Current Assets

A current asset on the balance sheet is an asset which can either be converted to cash or used to pay current liabilities within 12 months. Typical current assets include cash and cash equivalents, short-term investments, accounts receivable, inventories and the portion of prepaid liabilities which will be paid within a year.

Cash and cash equivalents are the most liquid assets found within the asset portion of a company's balance sheet. Cash equivalents are assets that are readily convertible into cash, such as money market holdings, short-term government bonds or treasury bills, marketable securities and commercial papers. Cash equivalents are distinguished from other investments through their short-term existence; they mature within 3 months whereas short-term investments are 12 months or less, and long-term investments are any investments that mature in excess of 12 months.

Accounts receivable represents money owed by entities to the firm on the sale of products or services on credit. In most business entities, accounts receivable is typically executed by generating an invoice and either mailing or electronically delivering it to the customer, who, in turn, must pay it within an established timeframe, called credit terms or payment terms.

Most manufacturing organizations usually divide their inventory into:

  • raw materials - materials and components scheduled for use in making a product,
  • work in process (WIP) - materials and components that have began their transformation to finished goods,
  • finished goods - goods ready for sale to customers, and
  • goods for resale - returned goods that are salable.

A deferred expense or prepayment, prepaid expense (plural often prepaids), is an asset representing cash paid out to a counterpart for goods or services to be received in a later accounting period.

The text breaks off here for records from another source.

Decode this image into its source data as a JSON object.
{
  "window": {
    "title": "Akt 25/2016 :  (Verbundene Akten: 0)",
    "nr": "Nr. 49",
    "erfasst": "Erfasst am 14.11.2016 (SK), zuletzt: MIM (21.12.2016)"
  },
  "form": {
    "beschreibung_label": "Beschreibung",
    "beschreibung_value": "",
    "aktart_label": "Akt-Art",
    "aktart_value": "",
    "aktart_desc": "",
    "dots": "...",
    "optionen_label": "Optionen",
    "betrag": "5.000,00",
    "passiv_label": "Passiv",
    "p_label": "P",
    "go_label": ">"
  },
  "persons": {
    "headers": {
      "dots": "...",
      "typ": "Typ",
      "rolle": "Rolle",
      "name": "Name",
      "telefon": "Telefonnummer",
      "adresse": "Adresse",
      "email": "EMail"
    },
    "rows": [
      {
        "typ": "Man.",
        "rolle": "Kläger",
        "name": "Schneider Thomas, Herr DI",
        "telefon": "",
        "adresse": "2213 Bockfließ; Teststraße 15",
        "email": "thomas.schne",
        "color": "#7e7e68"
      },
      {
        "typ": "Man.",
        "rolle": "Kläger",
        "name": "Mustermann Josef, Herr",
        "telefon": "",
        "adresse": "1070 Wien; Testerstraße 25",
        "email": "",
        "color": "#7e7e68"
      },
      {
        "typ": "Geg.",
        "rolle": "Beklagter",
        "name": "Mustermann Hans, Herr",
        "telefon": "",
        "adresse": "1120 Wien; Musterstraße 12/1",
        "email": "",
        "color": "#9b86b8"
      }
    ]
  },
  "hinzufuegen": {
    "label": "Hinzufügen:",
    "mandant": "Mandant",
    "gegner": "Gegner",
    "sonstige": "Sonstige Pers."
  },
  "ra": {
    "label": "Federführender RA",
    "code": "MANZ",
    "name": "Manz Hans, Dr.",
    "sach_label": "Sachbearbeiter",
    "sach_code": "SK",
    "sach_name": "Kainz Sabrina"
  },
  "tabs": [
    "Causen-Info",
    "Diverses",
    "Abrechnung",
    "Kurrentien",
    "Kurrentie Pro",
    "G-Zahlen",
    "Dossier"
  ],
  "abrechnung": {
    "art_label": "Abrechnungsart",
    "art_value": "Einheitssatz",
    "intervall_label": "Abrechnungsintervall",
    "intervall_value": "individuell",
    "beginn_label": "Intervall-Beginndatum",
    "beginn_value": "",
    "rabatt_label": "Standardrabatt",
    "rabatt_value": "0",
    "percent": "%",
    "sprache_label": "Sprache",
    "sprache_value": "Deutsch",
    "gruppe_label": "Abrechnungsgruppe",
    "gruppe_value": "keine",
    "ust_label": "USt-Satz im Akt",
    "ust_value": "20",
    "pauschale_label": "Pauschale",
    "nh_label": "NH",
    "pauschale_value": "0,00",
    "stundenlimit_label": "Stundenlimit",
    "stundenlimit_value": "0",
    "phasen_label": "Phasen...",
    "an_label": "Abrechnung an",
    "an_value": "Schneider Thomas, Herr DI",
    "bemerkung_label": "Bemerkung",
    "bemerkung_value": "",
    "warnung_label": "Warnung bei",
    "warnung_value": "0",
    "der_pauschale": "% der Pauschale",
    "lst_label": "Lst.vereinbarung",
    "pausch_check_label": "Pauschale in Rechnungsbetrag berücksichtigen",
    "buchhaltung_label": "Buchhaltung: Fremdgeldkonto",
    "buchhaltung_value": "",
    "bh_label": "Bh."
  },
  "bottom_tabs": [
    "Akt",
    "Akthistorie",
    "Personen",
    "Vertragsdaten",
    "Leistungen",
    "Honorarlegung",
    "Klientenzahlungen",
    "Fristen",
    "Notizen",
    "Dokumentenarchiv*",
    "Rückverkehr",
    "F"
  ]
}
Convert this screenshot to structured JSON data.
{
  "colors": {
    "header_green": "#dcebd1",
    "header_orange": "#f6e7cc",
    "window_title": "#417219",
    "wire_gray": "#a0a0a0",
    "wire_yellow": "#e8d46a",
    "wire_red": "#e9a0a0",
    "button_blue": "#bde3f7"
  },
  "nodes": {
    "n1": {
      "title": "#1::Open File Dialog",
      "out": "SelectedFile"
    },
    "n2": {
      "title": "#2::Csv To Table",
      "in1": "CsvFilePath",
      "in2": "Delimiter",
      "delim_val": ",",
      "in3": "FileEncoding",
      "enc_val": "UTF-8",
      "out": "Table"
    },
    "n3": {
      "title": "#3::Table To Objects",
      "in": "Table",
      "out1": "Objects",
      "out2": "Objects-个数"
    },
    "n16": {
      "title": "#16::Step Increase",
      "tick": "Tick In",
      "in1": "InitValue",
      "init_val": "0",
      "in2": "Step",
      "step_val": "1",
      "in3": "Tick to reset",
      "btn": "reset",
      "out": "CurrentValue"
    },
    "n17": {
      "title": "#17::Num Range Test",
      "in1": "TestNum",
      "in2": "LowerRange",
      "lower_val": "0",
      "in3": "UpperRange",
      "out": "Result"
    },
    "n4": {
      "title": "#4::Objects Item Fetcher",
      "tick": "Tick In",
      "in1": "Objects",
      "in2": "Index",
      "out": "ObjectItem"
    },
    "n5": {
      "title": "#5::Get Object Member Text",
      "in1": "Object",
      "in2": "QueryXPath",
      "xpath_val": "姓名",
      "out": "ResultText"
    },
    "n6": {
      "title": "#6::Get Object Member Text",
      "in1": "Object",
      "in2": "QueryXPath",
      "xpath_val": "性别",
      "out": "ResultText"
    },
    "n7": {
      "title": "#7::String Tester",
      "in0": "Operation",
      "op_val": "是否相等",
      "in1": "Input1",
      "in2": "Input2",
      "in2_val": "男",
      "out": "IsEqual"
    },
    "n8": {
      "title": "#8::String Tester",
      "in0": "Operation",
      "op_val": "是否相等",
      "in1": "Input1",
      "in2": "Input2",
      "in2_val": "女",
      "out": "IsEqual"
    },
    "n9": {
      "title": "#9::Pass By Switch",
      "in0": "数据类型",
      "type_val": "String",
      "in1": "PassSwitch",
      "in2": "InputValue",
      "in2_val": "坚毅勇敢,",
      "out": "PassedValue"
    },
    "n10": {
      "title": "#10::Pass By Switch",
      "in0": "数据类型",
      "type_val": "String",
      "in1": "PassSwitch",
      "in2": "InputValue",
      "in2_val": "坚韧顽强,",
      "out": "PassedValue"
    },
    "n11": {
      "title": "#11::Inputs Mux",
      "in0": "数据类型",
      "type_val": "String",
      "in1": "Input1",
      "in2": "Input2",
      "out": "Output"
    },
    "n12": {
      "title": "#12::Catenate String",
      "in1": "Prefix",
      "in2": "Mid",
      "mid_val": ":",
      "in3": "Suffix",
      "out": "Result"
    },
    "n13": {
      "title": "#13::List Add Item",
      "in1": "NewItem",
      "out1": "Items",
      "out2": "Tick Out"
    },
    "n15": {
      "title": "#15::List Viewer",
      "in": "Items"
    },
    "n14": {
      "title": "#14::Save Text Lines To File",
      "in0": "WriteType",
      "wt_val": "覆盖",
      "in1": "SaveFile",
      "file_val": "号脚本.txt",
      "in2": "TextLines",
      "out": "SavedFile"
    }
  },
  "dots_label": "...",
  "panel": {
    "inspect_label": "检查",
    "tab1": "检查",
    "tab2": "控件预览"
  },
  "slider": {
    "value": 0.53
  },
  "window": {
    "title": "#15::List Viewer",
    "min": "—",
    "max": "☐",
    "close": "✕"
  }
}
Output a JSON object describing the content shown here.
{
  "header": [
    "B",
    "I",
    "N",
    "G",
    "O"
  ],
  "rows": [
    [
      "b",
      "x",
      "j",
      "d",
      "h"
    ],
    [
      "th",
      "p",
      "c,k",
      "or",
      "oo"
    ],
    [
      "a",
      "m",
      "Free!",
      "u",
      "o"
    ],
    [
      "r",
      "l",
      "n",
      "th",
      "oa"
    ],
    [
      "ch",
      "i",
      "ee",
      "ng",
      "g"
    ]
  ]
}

For example, if a service contract is paid quarterly in advance, at the end of the first month of the period two months remain as a deferred expense. In the deferred expense, the early payment is accompanied by a related, recognized expense in the subsequent accounting period, and the same amount is deducted from the prepayment.


Non-current Assets

A non-current asset is a term used in accounting for assets and property which cannot easily be converted into cash. This can be compared with current assets such as cash or bank accounts, which are described as liquid assets. Non-current assets include property, plant and equipment (PPE), investment property (such as real estate held for investment purposes), intangible assets, long-term financial assets, investments accounted for by using the equity method, and biological assets, which are living plants or animals.

Property, plant, and equipment normally include items such as land and buildings, motor vehicles, furniture, office equipment, computers, fixtures and fittings, and plant and machinery. These often receive favorable tax treatment (depreciation allowance) over short-term assets.

Intangible assets are defined as identifiable, non-monetary assets that cannot be seen, touched or physically measured. They are created through time and effort, and are identifiable as a separate asset. There are two primary forms of intangibles - legal intangibles (such as trade secrets (e. g., customer lists), copyrights, patents, and trademarks) and competitive intangibles (such as knowledge activities (know-how, knowledge), collaboration activities, leverage activities, and structural activities). The intangible asset "goodwill" reflects the difference between the firm's net assets and its market value; the amount is first recorded at time of acquisition. The additional value of the firm in excess of its net assets usually reflects the company's reputation, talent pool, and other attributes that separate it from the competition. Goodwill must be tested for impairment on an annual basis and adjusted if the firm's market value has changed.

Investments accounted for by using the equity method are 20-50% stake investments in other companies. The investor keeps such equities as an asset on the balance sheet. The investor's proportional share of the associate company's net income increases the investment (and a net loss decreases the investment), and proportional payment of dividends decreases it. In the investor's income statement, the proportional share of the investee's net income or net loss is reported as a single-line item.